Friendships take some effort to keep alive. Simple actions of calling friends, inviting them over to play, giving them one of your collector cards, or letting them lick the frosting from the bowl are ways children maintain friendships. Teens may maintain friendships by keeping trust and sharing clothing, music, and secrets. When both friends are equally invested in keeping the friendship alive and each puts forth effort, the better the friendship.
Even equally maintained friendships need occasional repair. Lasting friendships involve both children working to maintain harmony by engaging in experience sharing, social referencing, coregulation, and maintenance. Yet even with both children having good skills, every friendship is bound to have some disagreements and conflicts. Children and teens with good social skills are motivated to repair misunderstandings and resolve conflicts. Good friendships involve both children working to repair the problem.
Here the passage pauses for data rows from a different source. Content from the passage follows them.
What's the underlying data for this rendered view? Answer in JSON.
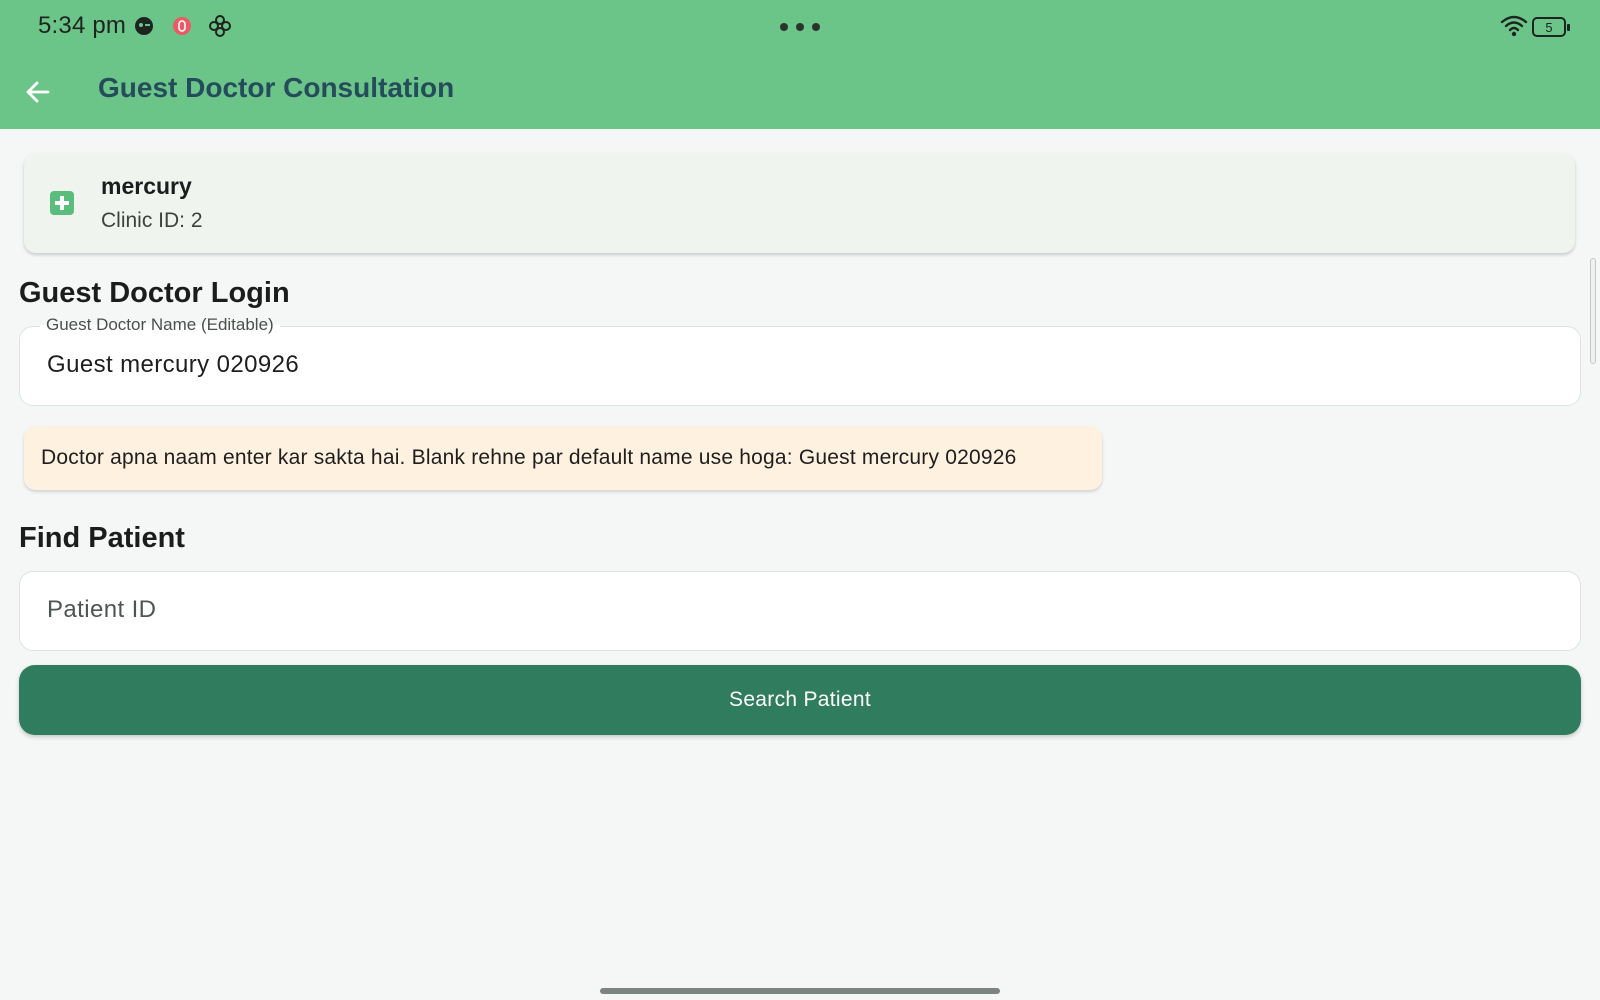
{
  "status_bar": {
    "time": "5:34 pm",
    "battery_level": "5",
    "icons": [
      "game-controller-icon",
      "notification-badge-icon",
      "pinwheel-icon",
      "more-dots-icon",
      "wifi-icon",
      "battery-icon"
    ]
  },
  "app_bar": {
    "title": "Guest Doctor Consultation",
    "back_icon": "arrow-left-icon"
  },
  "clinic": {
    "name": "mercury",
    "id_text": "Clinic ID: 2",
    "icon": "medical-plus-icon"
  },
  "guest_login": {
    "section_title": "Guest Doctor Login",
    "name_field_label": "Guest Doctor Name (Editable)",
    "name_field_value": "Guest mercury 020926",
    "info_text": "Doctor apna naam enter kar sakta hai. Blank rehne par default name use hoga: Guest mercury 020926"
  },
  "find_patient": {
    "section_title": "Find Patient",
    "patient_id_placeholder": "Patient ID",
    "search_button_label": "Search Patient"
  },
  "colors": {
    "app_bar": "#6cc588",
    "title_text": "#244c5a",
    "primary_button": "#2f7c5e",
    "info_background": "#fff1df",
    "card_background": "#eff4ef"
  }
}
Friends who share an equal role in maintaining and repairing the friendship are more desirable and more likely to have long-lasting and deeper friendships. If one child has to do all the work to maintain and repair the problems, the friendship is likely to die when he tires of being the only one invested in keeping the friendship alive.